Locate and copy each line in the data that contains the word "être".

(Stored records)
┌────────

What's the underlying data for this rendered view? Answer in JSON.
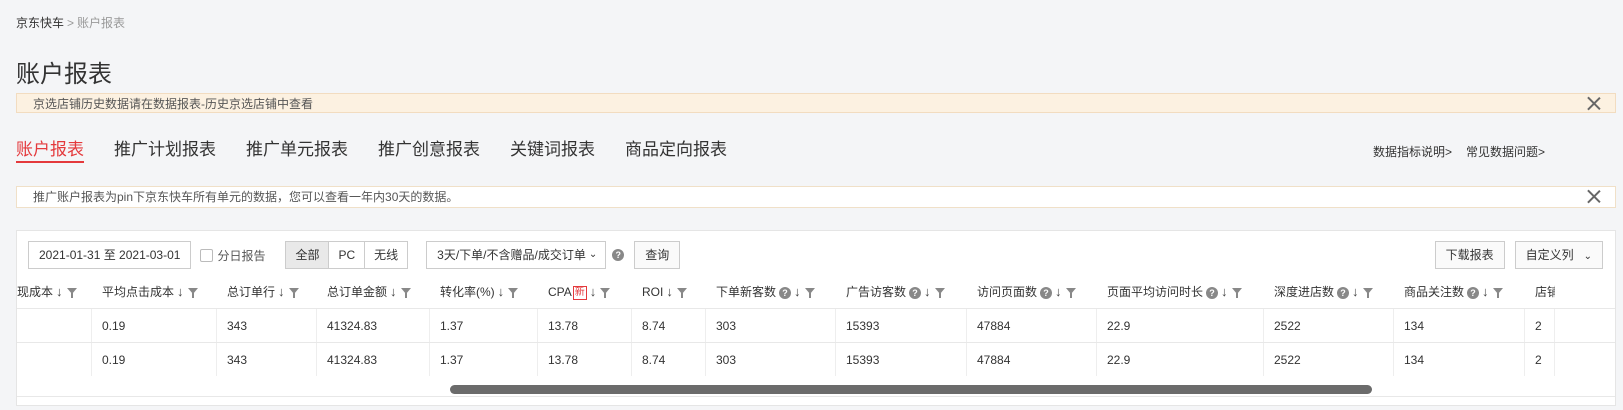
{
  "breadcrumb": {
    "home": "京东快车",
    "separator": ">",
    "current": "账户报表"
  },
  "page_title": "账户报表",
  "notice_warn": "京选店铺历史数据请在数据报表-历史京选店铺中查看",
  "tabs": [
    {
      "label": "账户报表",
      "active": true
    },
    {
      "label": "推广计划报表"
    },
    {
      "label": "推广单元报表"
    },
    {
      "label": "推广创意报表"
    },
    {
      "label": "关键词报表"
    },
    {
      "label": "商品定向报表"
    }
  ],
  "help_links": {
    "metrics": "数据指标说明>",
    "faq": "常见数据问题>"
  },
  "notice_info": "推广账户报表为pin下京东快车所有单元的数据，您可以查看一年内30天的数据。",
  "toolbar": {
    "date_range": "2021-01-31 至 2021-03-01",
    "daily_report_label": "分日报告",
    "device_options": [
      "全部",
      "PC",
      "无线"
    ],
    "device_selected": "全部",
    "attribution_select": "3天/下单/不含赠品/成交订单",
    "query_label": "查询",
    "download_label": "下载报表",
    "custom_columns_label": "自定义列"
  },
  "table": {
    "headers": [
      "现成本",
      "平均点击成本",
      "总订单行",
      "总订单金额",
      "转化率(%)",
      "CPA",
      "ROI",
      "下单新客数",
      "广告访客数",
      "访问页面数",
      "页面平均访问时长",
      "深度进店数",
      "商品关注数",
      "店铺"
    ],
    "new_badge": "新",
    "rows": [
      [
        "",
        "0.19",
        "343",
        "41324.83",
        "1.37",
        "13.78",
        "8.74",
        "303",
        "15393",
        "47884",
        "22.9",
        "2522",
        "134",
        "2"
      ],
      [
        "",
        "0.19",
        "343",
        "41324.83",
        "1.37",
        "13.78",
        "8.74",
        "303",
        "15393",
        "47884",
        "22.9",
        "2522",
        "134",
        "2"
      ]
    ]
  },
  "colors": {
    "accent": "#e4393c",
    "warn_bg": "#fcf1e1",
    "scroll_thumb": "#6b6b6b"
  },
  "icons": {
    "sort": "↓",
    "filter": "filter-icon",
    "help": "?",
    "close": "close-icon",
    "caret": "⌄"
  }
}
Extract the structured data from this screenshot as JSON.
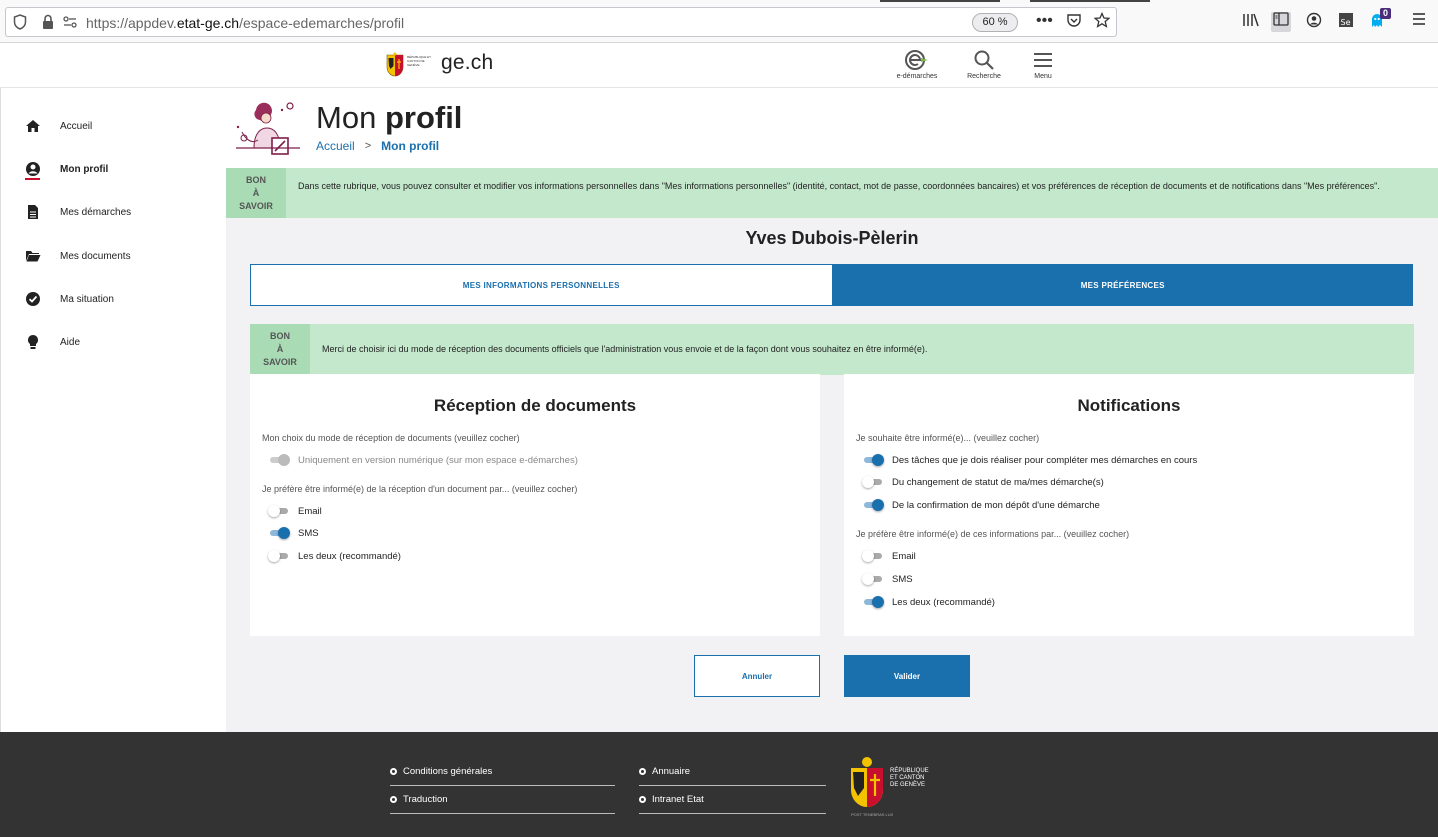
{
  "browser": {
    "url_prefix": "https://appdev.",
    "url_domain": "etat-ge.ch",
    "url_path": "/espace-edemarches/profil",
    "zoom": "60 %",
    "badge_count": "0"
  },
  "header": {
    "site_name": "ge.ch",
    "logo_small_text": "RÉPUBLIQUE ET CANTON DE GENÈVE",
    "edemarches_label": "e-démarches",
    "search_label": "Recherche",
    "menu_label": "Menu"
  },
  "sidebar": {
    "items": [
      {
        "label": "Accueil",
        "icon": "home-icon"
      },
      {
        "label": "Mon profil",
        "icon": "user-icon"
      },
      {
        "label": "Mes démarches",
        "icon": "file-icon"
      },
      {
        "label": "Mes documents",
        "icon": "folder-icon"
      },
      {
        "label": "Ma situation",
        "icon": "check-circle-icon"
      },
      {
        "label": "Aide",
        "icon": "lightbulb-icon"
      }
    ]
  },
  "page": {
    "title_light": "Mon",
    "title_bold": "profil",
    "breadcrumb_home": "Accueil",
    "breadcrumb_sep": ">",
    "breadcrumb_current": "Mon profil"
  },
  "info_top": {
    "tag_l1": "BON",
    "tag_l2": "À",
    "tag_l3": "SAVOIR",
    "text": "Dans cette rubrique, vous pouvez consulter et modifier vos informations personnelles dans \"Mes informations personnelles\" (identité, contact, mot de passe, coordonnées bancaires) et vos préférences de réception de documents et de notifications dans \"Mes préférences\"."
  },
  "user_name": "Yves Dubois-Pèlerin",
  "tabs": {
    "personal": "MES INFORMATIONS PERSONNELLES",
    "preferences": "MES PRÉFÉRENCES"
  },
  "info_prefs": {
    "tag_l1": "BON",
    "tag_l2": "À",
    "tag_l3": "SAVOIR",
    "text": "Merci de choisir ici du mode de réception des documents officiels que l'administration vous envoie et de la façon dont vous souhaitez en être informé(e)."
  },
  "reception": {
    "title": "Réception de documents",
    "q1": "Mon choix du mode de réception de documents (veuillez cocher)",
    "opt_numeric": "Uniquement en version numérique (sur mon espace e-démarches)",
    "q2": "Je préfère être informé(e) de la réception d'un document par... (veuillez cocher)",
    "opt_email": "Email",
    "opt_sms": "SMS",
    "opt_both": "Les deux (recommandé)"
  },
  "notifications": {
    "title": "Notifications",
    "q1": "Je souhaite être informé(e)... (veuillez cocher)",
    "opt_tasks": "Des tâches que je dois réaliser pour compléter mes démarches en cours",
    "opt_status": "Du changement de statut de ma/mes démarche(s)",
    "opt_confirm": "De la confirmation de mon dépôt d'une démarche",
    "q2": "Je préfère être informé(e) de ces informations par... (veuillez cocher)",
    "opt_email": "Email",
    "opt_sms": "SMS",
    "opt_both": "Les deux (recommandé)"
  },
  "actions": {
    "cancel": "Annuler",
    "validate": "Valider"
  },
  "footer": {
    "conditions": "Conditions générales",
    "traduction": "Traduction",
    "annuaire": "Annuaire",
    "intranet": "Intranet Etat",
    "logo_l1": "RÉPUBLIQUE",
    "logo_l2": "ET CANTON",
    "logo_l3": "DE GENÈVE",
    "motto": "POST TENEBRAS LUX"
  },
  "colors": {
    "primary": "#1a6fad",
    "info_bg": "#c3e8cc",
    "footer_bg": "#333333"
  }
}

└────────

■ **RESPONSE TO THIS TASK**:
    "text": "Merci de choisir ici du mode de réception des documents officiels que l'administration vous envoie et de la façon dont vous souhaitez en être informé(e)."
    "q2": "Je préfère être informé(e) de la réception d'un document par... (veuillez cocher)",
    "q1": "Je souhaite être informé(e)... (veuillez cocher)",
    "q2": "Je préfère être informé(e) de ces informations par... (veuillez cocher)",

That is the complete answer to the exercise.